2009 was the year that issues like local food, sustainable food systems, and agriculture reform went mainstream, and we expect this national conversation to intensify in 2010. Unfortunately, much of the time it looks less like dialogue and more like, as LA Times food editor Russ Parsons writes, "two armed camps deeply suspicious of one another shouting past each other." How can "hard-line aggies" and "know-nothing urbanites" create meaningful discussion and change?
Parsons suggests some ground rules, or fundamental principles, that all sides should agree on in order to move forward with constructive dialogue.

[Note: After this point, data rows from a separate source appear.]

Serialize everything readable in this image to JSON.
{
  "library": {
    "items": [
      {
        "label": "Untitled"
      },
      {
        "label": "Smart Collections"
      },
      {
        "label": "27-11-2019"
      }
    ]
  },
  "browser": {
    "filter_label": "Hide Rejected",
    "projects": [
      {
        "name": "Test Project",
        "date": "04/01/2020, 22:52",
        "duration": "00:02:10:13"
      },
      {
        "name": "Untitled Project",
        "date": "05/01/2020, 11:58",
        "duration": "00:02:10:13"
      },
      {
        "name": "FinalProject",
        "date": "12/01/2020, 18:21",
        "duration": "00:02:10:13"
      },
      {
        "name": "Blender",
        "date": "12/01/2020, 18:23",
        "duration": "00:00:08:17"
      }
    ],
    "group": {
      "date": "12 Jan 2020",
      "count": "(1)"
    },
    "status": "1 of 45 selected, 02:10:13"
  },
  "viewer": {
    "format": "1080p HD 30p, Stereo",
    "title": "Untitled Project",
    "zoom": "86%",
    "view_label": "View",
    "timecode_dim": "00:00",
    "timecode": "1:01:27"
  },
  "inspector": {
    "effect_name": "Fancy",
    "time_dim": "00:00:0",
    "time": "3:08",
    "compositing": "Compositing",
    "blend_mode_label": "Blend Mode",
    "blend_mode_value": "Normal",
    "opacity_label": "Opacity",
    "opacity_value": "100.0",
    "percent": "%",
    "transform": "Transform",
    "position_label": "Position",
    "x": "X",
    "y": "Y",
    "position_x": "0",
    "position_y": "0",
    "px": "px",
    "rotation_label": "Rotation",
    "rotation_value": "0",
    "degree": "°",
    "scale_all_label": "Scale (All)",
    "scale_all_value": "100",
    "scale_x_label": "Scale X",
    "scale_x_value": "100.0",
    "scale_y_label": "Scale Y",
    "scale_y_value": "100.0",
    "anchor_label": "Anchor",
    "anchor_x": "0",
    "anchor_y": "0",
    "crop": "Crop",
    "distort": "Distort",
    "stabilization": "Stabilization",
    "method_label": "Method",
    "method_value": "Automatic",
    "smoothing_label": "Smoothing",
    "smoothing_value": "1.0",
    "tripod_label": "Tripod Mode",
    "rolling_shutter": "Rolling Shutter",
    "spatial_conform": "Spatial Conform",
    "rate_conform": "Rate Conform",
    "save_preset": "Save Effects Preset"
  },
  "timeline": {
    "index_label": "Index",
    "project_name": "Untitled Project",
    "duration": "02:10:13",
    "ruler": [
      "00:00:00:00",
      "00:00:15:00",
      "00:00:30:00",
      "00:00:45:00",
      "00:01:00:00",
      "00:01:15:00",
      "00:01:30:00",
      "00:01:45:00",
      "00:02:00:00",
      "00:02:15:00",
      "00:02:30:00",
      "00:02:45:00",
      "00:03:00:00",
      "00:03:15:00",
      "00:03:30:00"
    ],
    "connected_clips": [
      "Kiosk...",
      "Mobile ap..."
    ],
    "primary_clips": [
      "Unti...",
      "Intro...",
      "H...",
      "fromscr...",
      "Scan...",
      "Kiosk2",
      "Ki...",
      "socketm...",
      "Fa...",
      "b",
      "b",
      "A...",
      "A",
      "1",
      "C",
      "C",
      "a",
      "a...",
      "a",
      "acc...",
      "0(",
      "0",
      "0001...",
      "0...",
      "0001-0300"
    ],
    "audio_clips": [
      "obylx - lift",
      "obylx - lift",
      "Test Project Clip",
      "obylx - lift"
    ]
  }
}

Among them are:
• Agriculture is business
• Food is not just a culinary abstraction
• Don't let the perfect be the enemy of the good
• Quality is more expensive than quantity
Read about each of these points, and others, in more detail:
• Civil dialogues about food can lead to understanding and change
What do you think? Do you have experience, questions, or thoughts about civil conversation and mutual understanding when it comes to food politics?
Related: Organic: The Debate Rages On